EAST RUTHERFORD, New Jersey (Reuters) - Mexico coach Miguel Herrera has denied his team had received help from the referee to beat Costa Rica 1-0 after extra time and reach the CONCACAF Gold Cup semi-finals.
Midfielder Andres Guardado converted from the spot in the 124th minute of Sunday’s quarter-final at the MetLife after Guatemalan referee Walter Lopez awarded Mexico a controversial penalty for an alleged push on striker Oribe Peralta.
Lopez was set to give Costa Rica a goal kick after Peralta was unable to connect with an attempted header but changed his mind and pointed to the spot after his American assistant Eric Boria flagged for a penalty by Costa Rica’s Roy Miller.
“It’s not that (referees) help us. After so much trying (to score) we deserved to win,” Herrera told reporters. “I asked Oribe what happened and he said Miller ‘threw himself onto me’. We’ll have to see the video.”
Defender Miller said Peralta had fallen dramatically under no pressure from him and Costa Rica were hurt by the injustice of the decision.

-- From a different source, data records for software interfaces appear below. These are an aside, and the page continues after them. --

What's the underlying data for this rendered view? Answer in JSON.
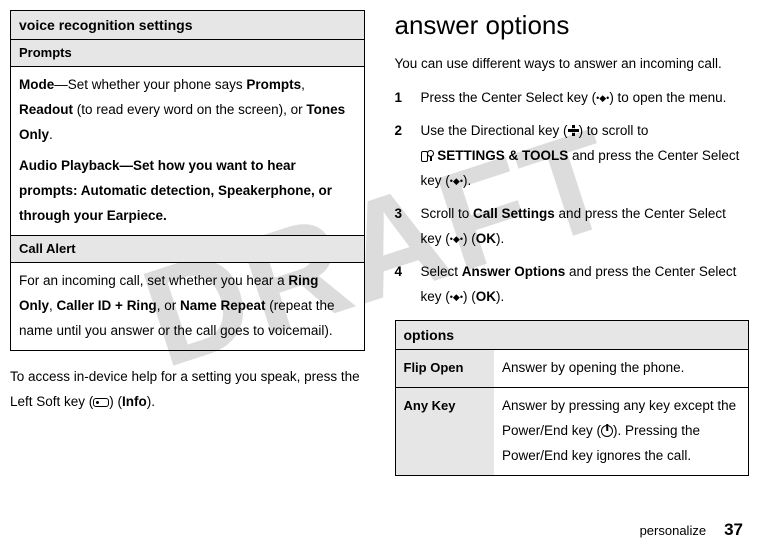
{
  "watermark": "DRAFT",
  "left": {
    "table_header": "voice recognition settings",
    "row1_subhead": "Prompts",
    "row1_body_pre": "—Set whether your phone says ",
    "row1_mode": "Mode",
    "row1_prompts": "Prompts",
    "row1_readout": "Readout",
    "row1_mid": " (to read every word on the screen), or ",
    "row1_tones": "Tones Only",
    "row1_audio": "Audio Playback—Set how you want to hear prompts: Automatic detection, Speakerphone, or through your Earpiece.",
    "row2_subhead": "Call Alert",
    "row2_pre": "For an incoming call, set whether you hear a ",
    "row2_ringonly": "Ring Only",
    "row2_cid": "Caller ID + Ring",
    "row2_or": ", or ",
    "row2_name": "Name Repeat",
    "row2_post": " (repeat the name until you answer or the call goes to voicemail).",
    "para_pre": "To access in-device help for a setting you speak, press the Left Soft key (",
    "para_post": ") (",
    "para_info": "Info",
    "para_end": ")."
  },
  "right": {
    "heading": "answer options",
    "lead": "You can use different ways to answer an incoming call.",
    "s1_a": "Press the Center Select key (",
    "s1_b": ") to open the menu.",
    "s2_a": "Use the Directional key (",
    "s2_b": ") to scroll to ",
    "s2_label": "SETTINGS & TOOLS",
    "s2_c": " and press the Center Select key (",
    "s2_d": ").",
    "s3_a": "Scroll to ",
    "s3_label": "Call Settings",
    "s3_b": " and press the Center Select key (",
    "s3_c": ") (",
    "s3_ok": "OK",
    "s3_d": ").",
    "s4_a": "Select ",
    "s4_label": "Answer Options",
    "s4_b": " and press the Center Select key (",
    "s4_c": ") (",
    "s4_ok": "OK",
    "s4_d": ").",
    "opt_header": "options",
    "opt1_label": "Flip Open",
    "opt1_desc": "Answer by opening the phone.",
    "opt2_label": "Any Key",
    "opt2_a": "Answer by pressing any key except the Power/End key (",
    "opt2_b": "). Pressing the Power/End key ignores the call."
  },
  "footer": {
    "section": "personalize",
    "page": "37"
  }
}
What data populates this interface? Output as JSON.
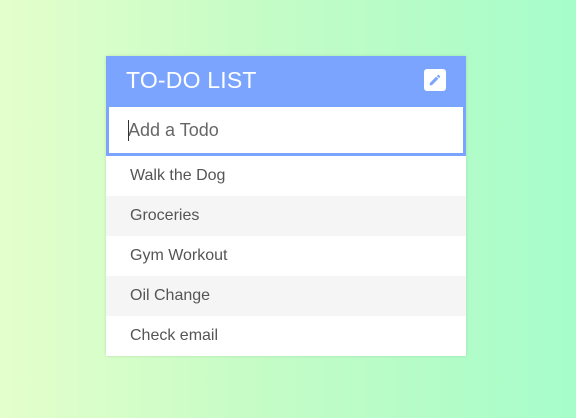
{
  "colors": {
    "header_bg": "#7ba4ff",
    "background_gradient": [
      "#e4ffcb",
      "#a6fdca"
    ],
    "alt_row": "#f5f5f5"
  },
  "header": {
    "title": "TO-DO LIST",
    "edit_icon": "pencil-icon"
  },
  "input": {
    "placeholder": "Add a Todo",
    "value": ""
  },
  "todos": [
    {
      "label": "Walk the Dog"
    },
    {
      "label": "Groceries"
    },
    {
      "label": "Gym Workout"
    },
    {
      "label": "Oil Change"
    },
    {
      "label": "Check email"
    }
  ]
}
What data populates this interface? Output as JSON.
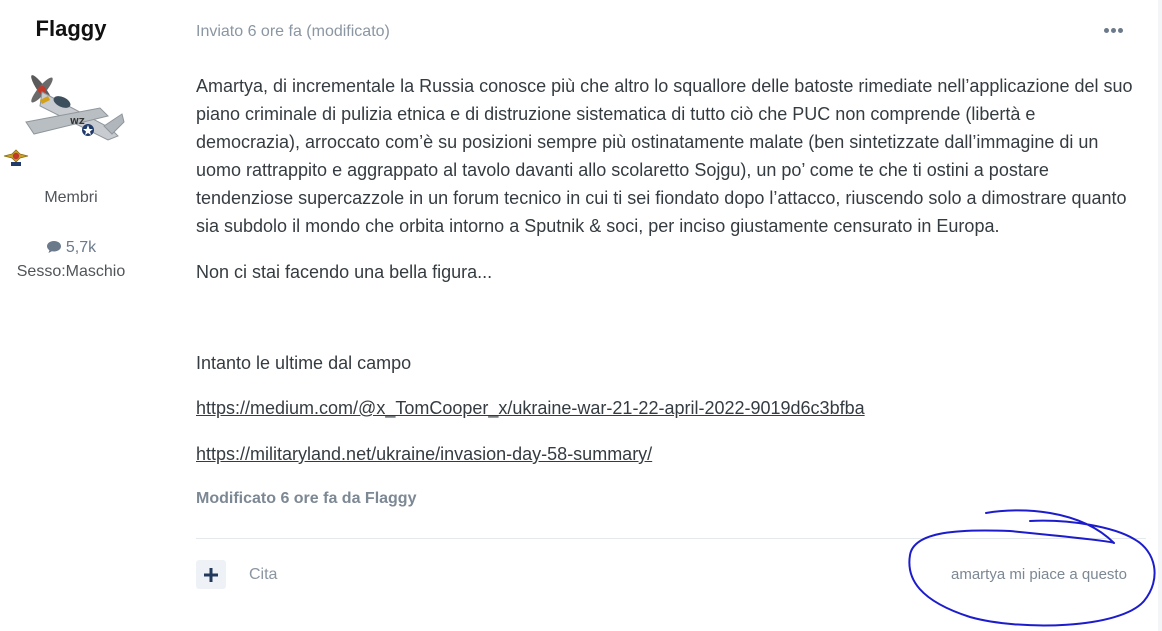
{
  "author": {
    "name": "Flaggy",
    "group": "Membri",
    "post_count": "5,7k",
    "gender": "Sesso:Maschio",
    "avatar_icon": "warplane-avatar-icon",
    "badge_icon": "rank-badge-icon",
    "post_count_icon": "comment-icon"
  },
  "post": {
    "meta": "Inviato 6 ore fa (modificato)",
    "more_icon": "ellipsis-icon",
    "paragraph_main": "Amartya, di incrementale la Russia conosce più che altro lo squallore delle batoste rimediate nell’applicazione del suo piano criminale di pulizia etnica e di distruzione sistematica di tutto ciò che PUC non comprende (libertà e democrazia), arroccato com’è su posizioni sempre più ostinatamente malate (ben sintetizzate dall’immagine di un uomo rattrappito e aggrappato al tavolo davanti allo scolaretto Sojgu), un po’ come te che ti ostini a postare tendenziose supercazzole in un forum tecnico in cui ti sei fiondato dopo l’attacco, riuscendo solo a dimostrare quanto sia subdolo il mondo che orbita intorno a Sputnik & soci, per inciso giustamente censurato in Europa.",
    "paragraph_figure": "Non ci stai facendo una bella figura...",
    "paragraph_intanto": "Intanto le ultime dal campo",
    "link_1": "https://medium.com/@x_TomCooper_x/ukraine-war-21-22-april-2022-9019d6c3bfba",
    "link_2": "https://militaryland.net/ukraine/invasion-day-58-summary/",
    "edited_note": "Modificato 6 ore fa da Flaggy"
  },
  "footer": {
    "plus_icon": "plus-icon",
    "quote_label": "Cita",
    "reaction_text": "amartya mi piace a questo"
  },
  "colors": {
    "text": "#353c41",
    "muted": "#8a96a2",
    "annotation": "#1c1ccc",
    "plus_bg": "#eef2f7"
  }
}
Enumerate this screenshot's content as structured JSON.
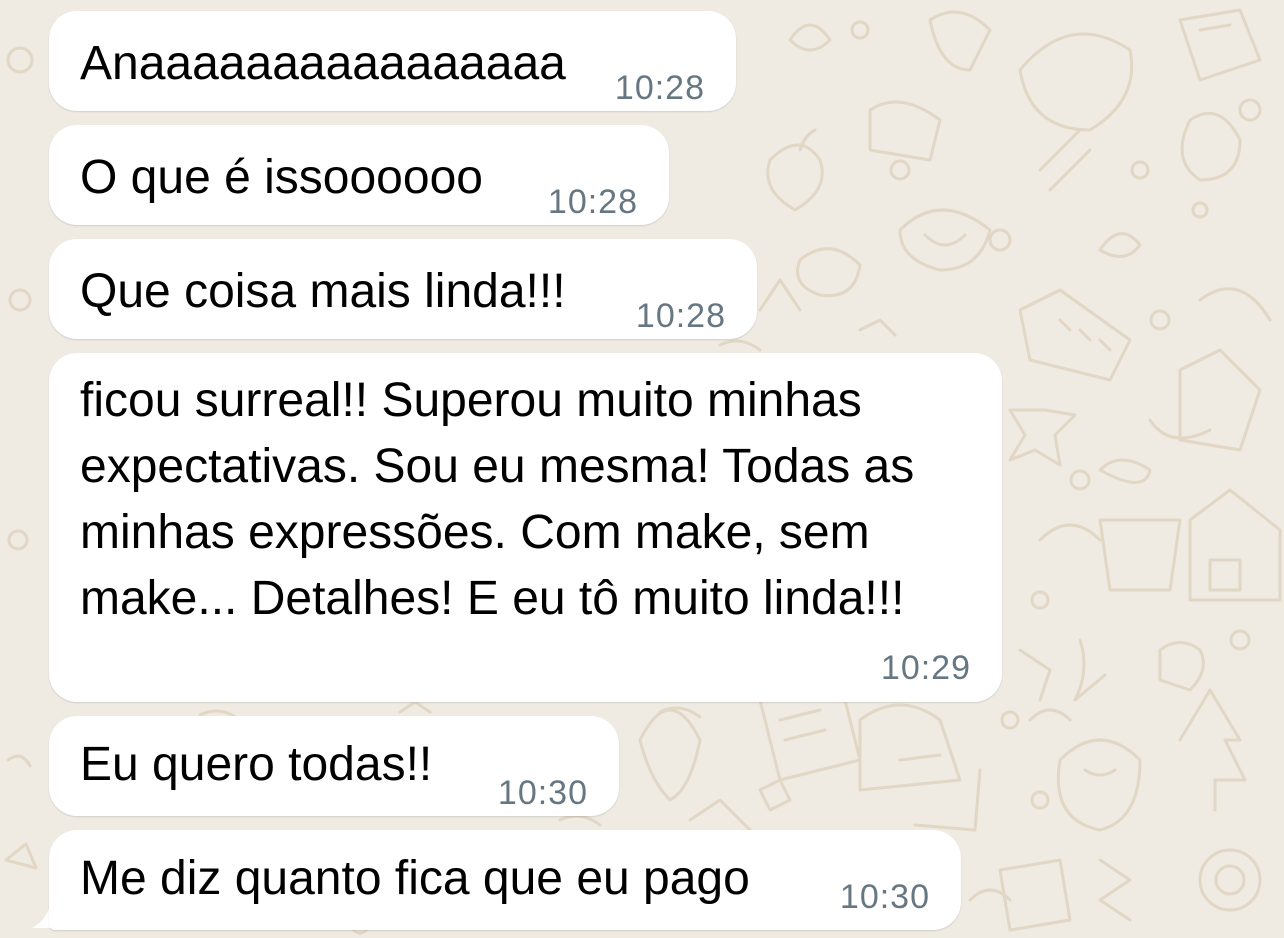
{
  "chat": {
    "messages": [
      {
        "text": "Anaaaaaaaaaaaaaaaa",
        "time": "10:28"
      },
      {
        "text": "O que é issoooooo",
        "time": "10:28"
      },
      {
        "text": "Que coisa mais linda!!!",
        "time": "10:28"
      },
      {
        "text": "ficou surreal!! Superou muito minhas expectativas. Sou eu mesma! Todas as minhas expressões. Com make, sem make... Detalhes! E eu tô muito linda!!!",
        "time": "10:29"
      },
      {
        "text": "Eu quero todas!!",
        "time": "10:30"
      },
      {
        "text": "Me diz quanto fica que eu pago",
        "time": "10:30"
      }
    ]
  },
  "colors": {
    "wallpaper": "#efeae2",
    "bubble_incoming": "#ffffff",
    "timestamp": "#667781"
  }
}
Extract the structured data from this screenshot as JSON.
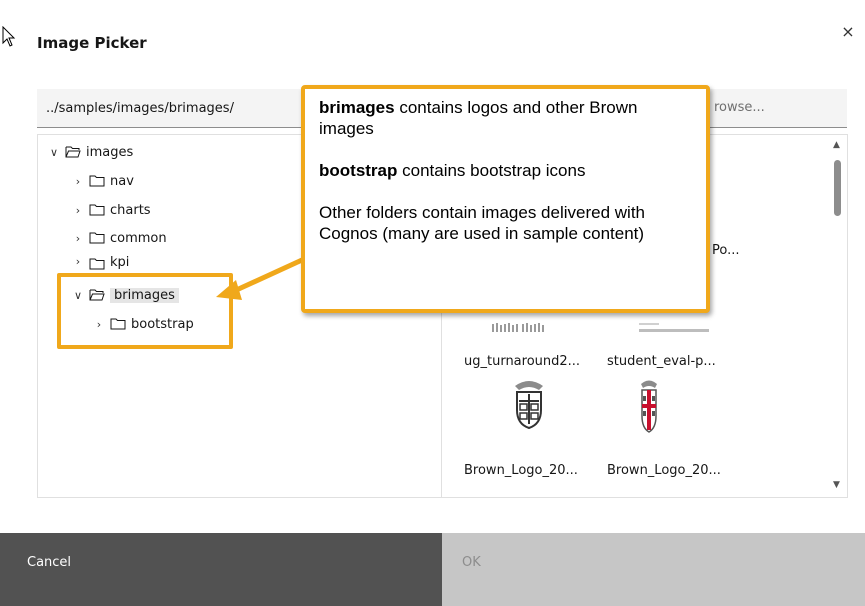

“In the area, you know there will always be contact but there was no push, he (Peralta) made a drama of it. In the end it’s an injustice and we’re leaving (the tournament) very hurt,” Miller said.
“It’s not right that in the final minute there should be this injustice against us but we’re leaving with our heads high.”
In the last four, Mexico will meet Panama who won 6-5 on penalties against Trinidad and Tobago following a 1-1 draw after extra time in the quarter-final doubleheader at the MetLife in East Rutherford.
Herrera called on his team to improve their finishing after hitting the woodwork twice against Costa Rica and also squandering other chances.
“We have not been as true as we should have been (with our aim), we’re well aware we must have better finishing to be calmer and be able to enjoy the match,” Herrera said.
Hosts and title holders the United States face Jamaica in the other semi-final with both being be held at the Georgia Dome in Atlanta on Wednesday.
Additional reporting by Carlos Calvo in Mexico City; Writing by Rex Gowar; Editing by John O'Brien